• _What you are asked to do_
Extract the entries in their exact form.

##### Listed entries #####

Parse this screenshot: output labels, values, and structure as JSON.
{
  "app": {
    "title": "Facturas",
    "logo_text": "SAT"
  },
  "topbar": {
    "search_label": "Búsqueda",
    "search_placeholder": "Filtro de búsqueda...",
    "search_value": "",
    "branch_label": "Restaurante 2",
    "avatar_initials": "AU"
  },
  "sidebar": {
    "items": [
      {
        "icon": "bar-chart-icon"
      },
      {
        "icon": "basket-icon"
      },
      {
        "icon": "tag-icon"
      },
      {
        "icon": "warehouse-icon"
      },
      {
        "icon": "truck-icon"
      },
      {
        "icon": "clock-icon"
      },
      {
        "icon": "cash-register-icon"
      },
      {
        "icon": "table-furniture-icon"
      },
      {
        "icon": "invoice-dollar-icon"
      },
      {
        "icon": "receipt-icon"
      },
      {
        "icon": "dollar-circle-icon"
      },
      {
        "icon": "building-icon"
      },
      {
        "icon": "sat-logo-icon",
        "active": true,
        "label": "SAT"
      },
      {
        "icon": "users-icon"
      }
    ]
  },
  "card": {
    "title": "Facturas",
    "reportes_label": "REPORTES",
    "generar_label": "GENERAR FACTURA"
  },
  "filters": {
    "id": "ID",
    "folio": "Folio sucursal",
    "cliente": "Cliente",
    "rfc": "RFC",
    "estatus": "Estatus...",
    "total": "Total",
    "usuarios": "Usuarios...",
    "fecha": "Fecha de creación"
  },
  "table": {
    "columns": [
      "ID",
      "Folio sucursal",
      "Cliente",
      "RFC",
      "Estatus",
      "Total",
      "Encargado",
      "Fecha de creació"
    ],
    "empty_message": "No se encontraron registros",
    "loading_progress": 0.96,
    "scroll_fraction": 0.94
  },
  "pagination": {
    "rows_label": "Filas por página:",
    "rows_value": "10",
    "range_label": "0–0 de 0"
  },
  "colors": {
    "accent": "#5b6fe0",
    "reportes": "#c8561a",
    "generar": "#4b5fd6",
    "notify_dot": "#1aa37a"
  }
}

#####

• _Written response_
Parse this screenshot: output labels, values, and structure as JSON.
{
  "app": {
    "title": "Facturas",
    "logo_text": "SAT"
  },
  "topbar": {
    "search_label": "Búsqueda",
    "search_placeholder": "Filtro de búsqueda...",
    "search_value": "",
    "branch_label": "Restaurante 2",
    "avatar_initials": "AU"
  },
  "sidebar": {
    "items": [
      {
        "icon": "bar-chart-icon"
      },
      {
        "icon": "basket-icon"
      },
      {
        "icon": "tag-icon"
      },
      {
        "icon": "warehouse-icon"
      },
      {
        "icon": "truck-icon"
      },
      {
        "icon": "clock-icon"
      },
      {
        "icon": "cash-register-icon"
      },
      {
        "icon": "table-furniture-icon"
      },
      {
        "icon": "invoice-dollar-icon"
      },
      {
        "icon": "receipt-icon"
      },
      {
        "icon": "dollar-circle-icon"
      },
      {
        "icon": "building-icon"
      },
      {
        "icon": "sat-logo-icon",
        "active": true,
        "label": "SAT"
      },
      {
        "icon": "users-icon"
      }
    ]
  },
  "card": {
    "title": "Facturas",
    "reportes_label": "REPORTES",
    "generar_label": "GENERAR FACTURA"
  },
  "filters": {
    "id": "ID",
    "folio": "Folio sucursal",
    "cliente": "Cliente",
    "rfc": "RFC",
    "estatus": "Estatus...",
    "total": "Total",
    "usuarios": "Usuarios...",
    "fecha": "Fecha de creación"
  },
  "table": {
    "columns": [
      "ID",
      "Folio sucursal",
      "Cliente",
      "RFC",
      "Estatus",
      "Total",
      "Encargado",
      "Fecha de creació"
    ],
    "empty_message": "No se encontraron registros",
    "loading_progress": 0.96,
    "scroll_fraction": 0.94
  },
  "pagination": {
    "rows_label": "Filas por página:",
    "rows_value": "10",
    "range_label": "0–0 de 0"
  },
  "colors": {
    "accent": "#5b6fe0",
    "reportes": "#c8561a",
    "generar": "#4b5fd6",
    "notify_dot": "#1aa37a"
  }
}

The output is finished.